The nascent custom-build sector should not be viewed as a threat by volume housebuilders. Rather, it is a chance for them to sell more homes

katje stille

Last year, 14,000 new self-build homes were developed and there is a growing customer base of people who want more than the traditional housing market provides. There are obvious benefits to this new sector, which has been pitched by government as an important element to its housing strategy and encouraged in the National Planning Policy Framework (NPPF) reforms.

But it still hasn’t taken off in a big way in the UK. This may be because the housebuilding industry isn’t yet fully aware that the government’s desire for self-build can be embraced with ease and without detriment to its current business model.

The term custom-build is a far more accurate description of this new sector. “Self-build” can seem daunting for the end user who imagines having to build their new home themselves; while custom-build offers choice on internal layout, design and materials without the hassle of a Grand Designs-type project.

Likewise for the housebuilder, self-build sounds too far removed from their own business model. In contrast, custom-build is what housebuilders are already doing every day, albeit on a much larger scale.

Volume housebuilders are well suited to help people to create their own custom-build homes. They have the expertise to deliver infrastructure and act as master developer, and already have a well-tested catalogue of house types that lend themselves to be customised. The main question is why should the housebuilding industry modify its business model? After all, the industry is much stronger than it was a few years ago.

But custom-build offers housebuilders an opportunity to start future-proofing and protecting themselves against another recession by opening up their customer base and tapping into a market that is currently not catered for. The flexibility of the custom-build model also means that it mirrors many aspects of the housebuilder business model and therefore requires tweaking rather than fundamental change to establish effectively.

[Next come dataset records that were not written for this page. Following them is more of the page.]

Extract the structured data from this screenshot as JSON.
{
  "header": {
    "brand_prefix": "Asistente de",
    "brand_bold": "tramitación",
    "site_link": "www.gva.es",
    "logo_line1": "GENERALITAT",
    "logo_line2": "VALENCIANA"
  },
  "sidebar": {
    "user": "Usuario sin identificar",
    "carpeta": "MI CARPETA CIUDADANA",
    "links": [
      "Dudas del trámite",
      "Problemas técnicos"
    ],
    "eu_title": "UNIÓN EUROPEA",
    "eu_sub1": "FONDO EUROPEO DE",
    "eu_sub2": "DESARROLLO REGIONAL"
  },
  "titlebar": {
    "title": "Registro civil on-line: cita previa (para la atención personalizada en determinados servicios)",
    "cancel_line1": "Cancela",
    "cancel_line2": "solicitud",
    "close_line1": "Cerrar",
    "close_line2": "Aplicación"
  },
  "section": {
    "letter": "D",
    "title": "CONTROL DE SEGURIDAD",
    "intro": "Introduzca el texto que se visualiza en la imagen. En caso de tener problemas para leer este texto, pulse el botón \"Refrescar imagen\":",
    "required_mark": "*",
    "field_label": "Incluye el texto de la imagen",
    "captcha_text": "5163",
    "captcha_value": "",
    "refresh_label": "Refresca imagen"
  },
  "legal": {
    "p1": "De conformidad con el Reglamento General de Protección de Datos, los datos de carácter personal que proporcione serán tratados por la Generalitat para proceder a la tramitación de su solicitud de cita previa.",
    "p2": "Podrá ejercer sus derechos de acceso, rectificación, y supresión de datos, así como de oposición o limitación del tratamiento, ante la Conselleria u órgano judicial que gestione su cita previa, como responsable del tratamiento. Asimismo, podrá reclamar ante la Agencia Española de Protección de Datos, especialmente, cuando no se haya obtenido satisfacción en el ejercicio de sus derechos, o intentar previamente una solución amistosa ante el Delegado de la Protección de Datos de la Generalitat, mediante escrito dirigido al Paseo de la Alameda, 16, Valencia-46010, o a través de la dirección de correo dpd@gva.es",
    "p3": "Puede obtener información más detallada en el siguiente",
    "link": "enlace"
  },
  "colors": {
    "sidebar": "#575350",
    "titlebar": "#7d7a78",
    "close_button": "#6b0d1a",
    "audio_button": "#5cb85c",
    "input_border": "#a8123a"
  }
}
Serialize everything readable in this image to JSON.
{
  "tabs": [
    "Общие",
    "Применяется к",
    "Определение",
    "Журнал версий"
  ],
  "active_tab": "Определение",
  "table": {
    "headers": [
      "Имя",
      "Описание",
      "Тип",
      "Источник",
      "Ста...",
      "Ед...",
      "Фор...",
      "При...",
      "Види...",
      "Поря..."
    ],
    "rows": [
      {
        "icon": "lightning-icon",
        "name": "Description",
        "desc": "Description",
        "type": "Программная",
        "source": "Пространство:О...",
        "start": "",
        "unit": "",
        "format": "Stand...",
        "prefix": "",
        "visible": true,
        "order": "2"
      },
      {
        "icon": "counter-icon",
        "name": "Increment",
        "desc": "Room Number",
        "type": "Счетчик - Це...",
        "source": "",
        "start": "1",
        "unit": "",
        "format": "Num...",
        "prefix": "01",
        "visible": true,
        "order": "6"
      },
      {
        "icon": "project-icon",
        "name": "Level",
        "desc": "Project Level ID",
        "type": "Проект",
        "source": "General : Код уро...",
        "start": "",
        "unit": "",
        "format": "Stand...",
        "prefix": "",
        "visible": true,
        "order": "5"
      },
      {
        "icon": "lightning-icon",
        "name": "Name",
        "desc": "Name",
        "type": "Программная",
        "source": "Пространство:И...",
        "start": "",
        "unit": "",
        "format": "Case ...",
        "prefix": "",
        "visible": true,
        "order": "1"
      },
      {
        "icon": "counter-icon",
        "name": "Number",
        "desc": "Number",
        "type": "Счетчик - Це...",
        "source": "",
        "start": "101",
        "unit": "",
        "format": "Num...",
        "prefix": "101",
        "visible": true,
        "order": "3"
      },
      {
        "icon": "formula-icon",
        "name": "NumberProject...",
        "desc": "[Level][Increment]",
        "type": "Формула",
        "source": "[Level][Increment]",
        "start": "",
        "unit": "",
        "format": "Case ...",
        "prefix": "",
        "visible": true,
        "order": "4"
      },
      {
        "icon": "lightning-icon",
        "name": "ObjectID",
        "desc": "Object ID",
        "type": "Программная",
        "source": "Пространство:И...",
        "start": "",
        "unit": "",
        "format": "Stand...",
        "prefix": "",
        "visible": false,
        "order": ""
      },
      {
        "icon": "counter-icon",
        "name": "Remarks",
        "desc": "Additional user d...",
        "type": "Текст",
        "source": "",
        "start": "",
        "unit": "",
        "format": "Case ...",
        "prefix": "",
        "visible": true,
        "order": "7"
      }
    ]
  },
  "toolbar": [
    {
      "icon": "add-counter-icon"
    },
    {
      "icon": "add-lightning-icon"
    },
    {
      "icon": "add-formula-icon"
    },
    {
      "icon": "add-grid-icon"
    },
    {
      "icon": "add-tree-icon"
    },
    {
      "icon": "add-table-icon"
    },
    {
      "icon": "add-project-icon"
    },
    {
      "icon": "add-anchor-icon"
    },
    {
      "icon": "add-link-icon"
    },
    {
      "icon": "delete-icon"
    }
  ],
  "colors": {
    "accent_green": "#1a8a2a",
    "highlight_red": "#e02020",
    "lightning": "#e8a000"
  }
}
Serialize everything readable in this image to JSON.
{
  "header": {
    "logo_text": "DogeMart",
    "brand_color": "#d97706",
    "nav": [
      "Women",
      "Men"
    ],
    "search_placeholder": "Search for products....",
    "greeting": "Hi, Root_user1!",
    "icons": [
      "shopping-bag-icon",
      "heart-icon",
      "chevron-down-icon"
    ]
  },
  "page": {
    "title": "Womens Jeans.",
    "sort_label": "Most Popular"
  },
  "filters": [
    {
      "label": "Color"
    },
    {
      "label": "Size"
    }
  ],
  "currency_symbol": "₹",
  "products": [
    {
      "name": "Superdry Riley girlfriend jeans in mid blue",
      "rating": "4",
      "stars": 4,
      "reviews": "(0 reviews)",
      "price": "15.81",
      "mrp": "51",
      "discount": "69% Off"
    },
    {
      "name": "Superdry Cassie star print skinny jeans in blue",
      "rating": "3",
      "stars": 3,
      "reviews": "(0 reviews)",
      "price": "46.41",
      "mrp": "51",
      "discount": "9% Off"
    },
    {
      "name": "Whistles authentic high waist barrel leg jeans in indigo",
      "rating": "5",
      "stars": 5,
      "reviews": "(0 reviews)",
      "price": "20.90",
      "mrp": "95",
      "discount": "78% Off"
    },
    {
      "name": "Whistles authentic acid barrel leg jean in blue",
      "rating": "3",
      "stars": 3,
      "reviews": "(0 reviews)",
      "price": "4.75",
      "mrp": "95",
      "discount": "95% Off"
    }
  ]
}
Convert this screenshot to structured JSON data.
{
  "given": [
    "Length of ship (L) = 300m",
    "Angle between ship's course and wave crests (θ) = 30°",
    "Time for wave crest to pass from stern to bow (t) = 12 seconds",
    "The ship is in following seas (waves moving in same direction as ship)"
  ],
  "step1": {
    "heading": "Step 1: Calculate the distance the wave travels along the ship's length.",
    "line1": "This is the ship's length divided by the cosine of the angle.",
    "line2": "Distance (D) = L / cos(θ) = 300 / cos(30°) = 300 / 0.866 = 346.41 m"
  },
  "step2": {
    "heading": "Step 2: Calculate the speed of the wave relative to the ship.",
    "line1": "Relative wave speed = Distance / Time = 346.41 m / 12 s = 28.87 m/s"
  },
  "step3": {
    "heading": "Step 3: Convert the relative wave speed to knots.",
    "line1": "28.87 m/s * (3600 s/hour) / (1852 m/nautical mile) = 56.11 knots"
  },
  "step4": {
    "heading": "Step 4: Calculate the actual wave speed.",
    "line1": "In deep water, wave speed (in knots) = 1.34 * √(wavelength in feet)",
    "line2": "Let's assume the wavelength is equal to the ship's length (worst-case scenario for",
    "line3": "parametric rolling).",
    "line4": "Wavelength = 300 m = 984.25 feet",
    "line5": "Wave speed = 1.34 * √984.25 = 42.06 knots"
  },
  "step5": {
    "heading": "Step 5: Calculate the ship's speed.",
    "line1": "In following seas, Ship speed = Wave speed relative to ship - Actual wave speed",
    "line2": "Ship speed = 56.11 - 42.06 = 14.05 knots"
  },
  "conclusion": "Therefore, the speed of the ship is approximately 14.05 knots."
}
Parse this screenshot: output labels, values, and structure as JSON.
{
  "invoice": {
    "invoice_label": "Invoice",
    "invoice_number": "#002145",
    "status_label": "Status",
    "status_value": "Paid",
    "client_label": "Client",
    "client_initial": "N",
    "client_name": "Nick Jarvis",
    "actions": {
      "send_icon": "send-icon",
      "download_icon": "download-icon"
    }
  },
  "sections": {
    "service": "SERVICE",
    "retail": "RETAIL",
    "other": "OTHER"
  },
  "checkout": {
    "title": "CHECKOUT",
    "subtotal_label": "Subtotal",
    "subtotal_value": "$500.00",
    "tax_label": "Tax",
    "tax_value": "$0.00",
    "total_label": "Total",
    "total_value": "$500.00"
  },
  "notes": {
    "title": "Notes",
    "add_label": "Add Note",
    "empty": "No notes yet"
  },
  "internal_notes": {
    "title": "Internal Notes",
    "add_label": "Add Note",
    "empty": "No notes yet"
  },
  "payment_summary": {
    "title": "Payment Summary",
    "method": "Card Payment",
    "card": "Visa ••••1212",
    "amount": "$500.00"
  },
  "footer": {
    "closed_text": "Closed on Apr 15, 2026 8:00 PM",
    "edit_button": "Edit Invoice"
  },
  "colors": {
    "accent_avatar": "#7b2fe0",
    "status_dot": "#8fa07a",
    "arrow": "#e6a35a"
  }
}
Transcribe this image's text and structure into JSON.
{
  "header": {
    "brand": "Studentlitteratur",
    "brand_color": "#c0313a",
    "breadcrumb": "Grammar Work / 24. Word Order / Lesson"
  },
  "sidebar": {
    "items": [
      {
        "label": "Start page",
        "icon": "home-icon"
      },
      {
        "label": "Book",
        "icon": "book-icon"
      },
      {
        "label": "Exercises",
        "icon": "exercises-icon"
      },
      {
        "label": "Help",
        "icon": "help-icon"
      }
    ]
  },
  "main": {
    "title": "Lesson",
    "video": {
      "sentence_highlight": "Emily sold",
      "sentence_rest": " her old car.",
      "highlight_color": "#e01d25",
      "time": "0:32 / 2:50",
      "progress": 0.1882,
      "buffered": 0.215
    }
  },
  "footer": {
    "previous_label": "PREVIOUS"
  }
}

Custom-build offers housebuilders an opportunity to start future-proofing by opening up their customer base and tapping into a market that is not catered for

Under their current business models, housebuilders already sell parcels of land to competitors. Custom-building still enables a housebuilder to sell off land when necessary but without inviting competition onto the site from a rival. By turning instead to a custom-build agent (though this market needs developing) who will buy the land for development, they will get the same commercial advantage without the need to deal with the individuals developing their homes.

A key issue of custom-build is retaining control of quality and layout to protect everyone’s investments. This is where good planning and a clear understanding of the role and effectiveness of design controls can help. In all cases the development framework should be tied to the land deal. The land deal can require the custom-build agents to build out their plot in a specific timeframe and to a certain standard to ensure that there are no unsightly gaps, and if the volume housebuilder chooses to promote design codes as well, compliance is much more likely.

There are several approaches that housebuilders can adopt to ensure that a move to custom-build still protects their investment. They can get new outline planning permissions linked to a detailed development framework and/or design code that controls key issues about placemaking. Or they can apply for a local development order to be put in place.

This would effectively extend the permitted development rights in respect of the identified site or category of development and would avoid the need for planning permission for individual plots.

There is huge potential for housebuilders to tap into this new market. Protecting the value of land and investments is key, but once these are in place, tweaking the business model to broaden the customer base makes commercial sense, especially in an uncertain market.

Katja Stille is an associate at Tibbalds Planning and Urban Design